This is the price you pay for the the Hugo being portable; like no other Chord product before it, it uses two small rechargeable batteries to provide around ten hours of clean DC power. This is only possible because of the new chip’s far lower power consumption. This has a double benefit; first it can be made portable, and second it doesn’t have to suffer noisy mains. The downside is that the unit’s various functions are controlled by small, unlabelled black buttons which are fiddly, and the connectors aren’t quite as reassuringly solid as perhaps they might be. Still, no complaints about the superbly finished, light alloy casework (100x20x132mm, 400g) and the lovely Chord styling touches, including that distinctive lens onto the circuit board, whereupon you see status LEDs light up in different colours to indicate source selected, battery charge status and Crossfeed setting. Another lens shows by different colours, the sampling frequency selected.
Sonically, the Hugo is superb. It does precisely what Rob Watts claims, which is to give an accurate and ultra-detailed sound with excellent soundstaging, image location and above all else, timing. This DAC is one of the very best ever I have heard – regardless of price – in the way it strings the music together in an emotionally believable, structurally coherent way. It times beautifully, having a natural swing to it that I have only ever heard convincingly before from Chord’s own DAC64. It’s an eerie sensation to hear Compact Disc sound so much closer to the superb timing you get from a high end turntable. It gets right into the groove, carrying the ultra nuanced aspects of the way instruments play. It’s not a profound effect, rather it just creeps up on you and you find yourself sitting there, relaxedly tapping your feet, getting pulled into the music in a way that even the very best digital converters at ten or more times the price don’t quite manage.
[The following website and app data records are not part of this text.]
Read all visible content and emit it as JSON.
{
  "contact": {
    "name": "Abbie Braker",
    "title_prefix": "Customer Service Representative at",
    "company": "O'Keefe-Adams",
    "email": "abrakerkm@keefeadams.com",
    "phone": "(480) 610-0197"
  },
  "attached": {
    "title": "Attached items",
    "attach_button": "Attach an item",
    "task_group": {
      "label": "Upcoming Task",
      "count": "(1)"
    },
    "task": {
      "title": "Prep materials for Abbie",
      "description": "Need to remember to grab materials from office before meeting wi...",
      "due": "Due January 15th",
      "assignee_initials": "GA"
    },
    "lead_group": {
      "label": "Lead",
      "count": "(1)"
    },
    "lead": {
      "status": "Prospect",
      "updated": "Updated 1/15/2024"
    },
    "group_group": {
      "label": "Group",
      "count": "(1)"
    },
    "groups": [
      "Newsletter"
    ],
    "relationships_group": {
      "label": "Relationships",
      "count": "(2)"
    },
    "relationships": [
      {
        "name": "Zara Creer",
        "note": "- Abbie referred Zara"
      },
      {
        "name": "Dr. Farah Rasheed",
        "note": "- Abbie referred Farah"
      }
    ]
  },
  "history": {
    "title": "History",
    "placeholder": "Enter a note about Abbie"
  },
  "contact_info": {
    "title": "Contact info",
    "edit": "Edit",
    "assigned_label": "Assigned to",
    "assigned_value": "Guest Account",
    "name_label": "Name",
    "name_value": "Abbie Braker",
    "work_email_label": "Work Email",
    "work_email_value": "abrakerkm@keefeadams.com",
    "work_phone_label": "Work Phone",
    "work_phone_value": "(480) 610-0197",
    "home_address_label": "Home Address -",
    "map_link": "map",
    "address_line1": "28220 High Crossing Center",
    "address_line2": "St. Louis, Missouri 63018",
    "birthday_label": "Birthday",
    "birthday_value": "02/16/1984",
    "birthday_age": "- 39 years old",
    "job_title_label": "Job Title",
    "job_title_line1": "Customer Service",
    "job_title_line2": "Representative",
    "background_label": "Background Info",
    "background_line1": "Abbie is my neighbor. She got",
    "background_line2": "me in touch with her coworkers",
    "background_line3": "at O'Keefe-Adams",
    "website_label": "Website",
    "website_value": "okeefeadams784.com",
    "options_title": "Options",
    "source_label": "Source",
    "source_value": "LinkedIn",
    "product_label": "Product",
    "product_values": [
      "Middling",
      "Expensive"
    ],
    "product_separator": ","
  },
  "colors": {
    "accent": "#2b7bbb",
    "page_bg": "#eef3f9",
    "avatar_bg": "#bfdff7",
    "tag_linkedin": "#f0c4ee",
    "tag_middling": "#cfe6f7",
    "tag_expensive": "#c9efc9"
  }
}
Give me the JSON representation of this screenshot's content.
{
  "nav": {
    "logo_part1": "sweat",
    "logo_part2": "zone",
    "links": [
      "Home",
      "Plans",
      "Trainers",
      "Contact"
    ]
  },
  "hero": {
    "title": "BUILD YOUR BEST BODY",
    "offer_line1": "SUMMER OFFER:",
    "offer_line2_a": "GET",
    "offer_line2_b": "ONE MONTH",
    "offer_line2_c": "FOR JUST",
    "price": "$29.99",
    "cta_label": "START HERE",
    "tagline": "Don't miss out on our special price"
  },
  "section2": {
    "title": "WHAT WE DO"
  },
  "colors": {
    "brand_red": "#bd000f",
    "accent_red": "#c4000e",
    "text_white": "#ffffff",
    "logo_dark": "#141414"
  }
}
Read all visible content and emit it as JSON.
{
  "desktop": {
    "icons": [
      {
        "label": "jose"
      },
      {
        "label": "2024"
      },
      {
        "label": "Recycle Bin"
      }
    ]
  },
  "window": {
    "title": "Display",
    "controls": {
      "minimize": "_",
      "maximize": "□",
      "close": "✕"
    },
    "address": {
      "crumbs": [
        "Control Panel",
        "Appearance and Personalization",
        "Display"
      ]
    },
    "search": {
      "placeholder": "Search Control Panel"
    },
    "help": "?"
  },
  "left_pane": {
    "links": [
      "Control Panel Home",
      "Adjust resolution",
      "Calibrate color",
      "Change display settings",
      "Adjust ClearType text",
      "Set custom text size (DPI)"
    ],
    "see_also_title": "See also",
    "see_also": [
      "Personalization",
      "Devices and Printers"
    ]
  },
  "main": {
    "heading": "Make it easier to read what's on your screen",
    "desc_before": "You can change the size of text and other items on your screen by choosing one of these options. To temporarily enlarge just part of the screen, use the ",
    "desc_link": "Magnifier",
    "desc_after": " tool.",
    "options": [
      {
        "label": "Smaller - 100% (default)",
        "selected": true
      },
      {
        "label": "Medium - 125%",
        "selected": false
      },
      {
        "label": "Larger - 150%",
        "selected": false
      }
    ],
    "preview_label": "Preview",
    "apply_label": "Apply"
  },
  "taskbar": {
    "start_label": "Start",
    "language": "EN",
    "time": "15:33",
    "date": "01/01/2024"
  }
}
The Hugo can’t match the sheer bass power, amazing detail or speciality of these amazing machines of course, but it can and does make music sound naturally satisfying in a way that is absolutely exceptional. Another key aspect of this is its dynamics, which are excellent; put the Audiolab M-DAC on against it for example and you can hear the latter flatten and compress major dynamic accents – the Chord sounds far less constrained. Tonally this product is extremely neutral; it’s nowhere near as warm as the Chord Qute or the DAC64 that preceded it. Don’t buy it to make your music sound fat and fulsome. Indeed, its amazing detail is quite bracing across the midband; it is like it shines a bright light on the music. Don’t buy it to sweeten up a sour system.
Chord Electronics’ Hugo is capable way beyond its price, but don’t expect it necessarily to be for you. If you’re planning on using it as a domestic hi-fi DAC it may be better to wait until Chord launches the replacement to the QBD76HDSD, or even the next generation Qute, because this a fiddly wee thing. That said, it is a sublime design, and surely one of the DACs of the decade!